Choosing a Broadhead

To narrow down your options when searching for a broadhead, make sure that you know your target game’s average weight and body cavity size. You should also consider the shooting distance, the kind of arrow weight, and your bow set poundage.

Heavy animals have broader chest cavities and heavier hides. They would generally have large and tough bones, too.

You can use a replaceable blade with a chisel point when hunting games with a smaller chest like deer and antelope. If you are into big game hunting, a cut-on-impact is the most appropriate choice. Using the most durable fixed blade broadhead is essential in this scenario.

Broadhead Grain Selection

The lightness and the carbon arrows of the 100-grain broadhead make it popular among hunters. There are multiple options for the 100-grain range for both fixed blade and mechanical broadheads, which you can use for shooting hogs.

Choosing between these two broadhead types lies in the hunter’s personal preference, but don’t forget to match your grain field tip to that of your broadhead.

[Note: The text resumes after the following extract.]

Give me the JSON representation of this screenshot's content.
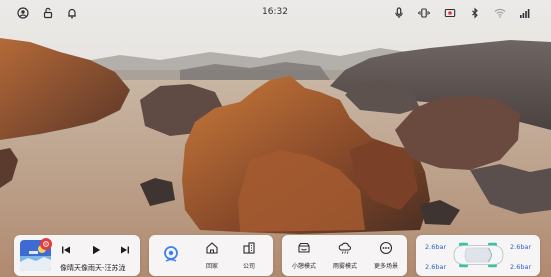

Most hunters choosing heavier broadheads would look for any grains higher than 125. Some manufacturers produce broadheads with 130 to 300 grains.

However, you must remember that heavier heads may decrease the strength of the arrow’s spine.

Switching To Heavier Broadheads

On the other hand, some shooters prefer heavier broadheads, at least by 25 percent or more. They believe that heavier broadheads can penetrate deeper, although not as fast as lightweight ones.

Today, most traditional shooters use heavier broadheads around 200 grains or more, making them deadlier than the lightweight ones. Almost all hunters use rangefinders, allowing them to shoot with flat trajectories without any issue with range estimation.

Additional weight on the arrow’s FOC provides several advantages for the hunters since it can penetrate deeper. Hence, brass inserts are used to add weight to the arrow to create 12 to 15 percent FOC.

For some shooters, it is more economical to use heavier grain broadheads than buying inserts. Opting to use heavier grain broadheads may also require an arrow upgrade with a heavier spine to compensate for the head’s weight.

Why Heavier Is Better

The broadhead weight makes a lot of difference during hunting, and here are the reasons why:

Increased Momentum

Momentum is the arrow’s force upon reaching your target: the heavier your broadhead, the slower the projectile, but there’s an increase in pressure.

Increased Penetration

Increased momentum also means increased penetration. It’s a vital aspect when shooting. Heavier broadheads result in cleaner kills and increase pass-throughs.

Increased Forward of Center

As you increase your arrow’s FOC weight distribution, you also deepen the penetration as the arrow flight improves. Arrows with 20 percent FOC and higher offer maximum penetration, while heavier broadheads help improve the FOC.

If you equip your arrows with 125-grain broadheads, it allows you to stay on target as you make fast kills even on big and tough animals.

Affects on Arrow Flight

Usually, increasing the broadhead grain, such as from 100 to 125, will not create a critical change in the arrow flight. That said, if your shooting arrow’s spine strength falls on the borderline, you need to upgrade and reset your settings.

What Is the Ideal Broadhead Weight

Modern shooters prefer the more common broadhead weight of 100 grains because of its lightness and speed. On the contrary, traditional hunters go for the heavier kind, at least 25 percent heavier or more for their broadhead blade weight.

We have established other factors to consider when choosing the most suitable blade broadhead grains to use.

To complete your setup, you also need to look for the best arrow within budget, but with excellent qualities. In the end, the perfect broadhead grain to use is the one that you prefer. Just remember to calibrate your setup before heading out to hunt.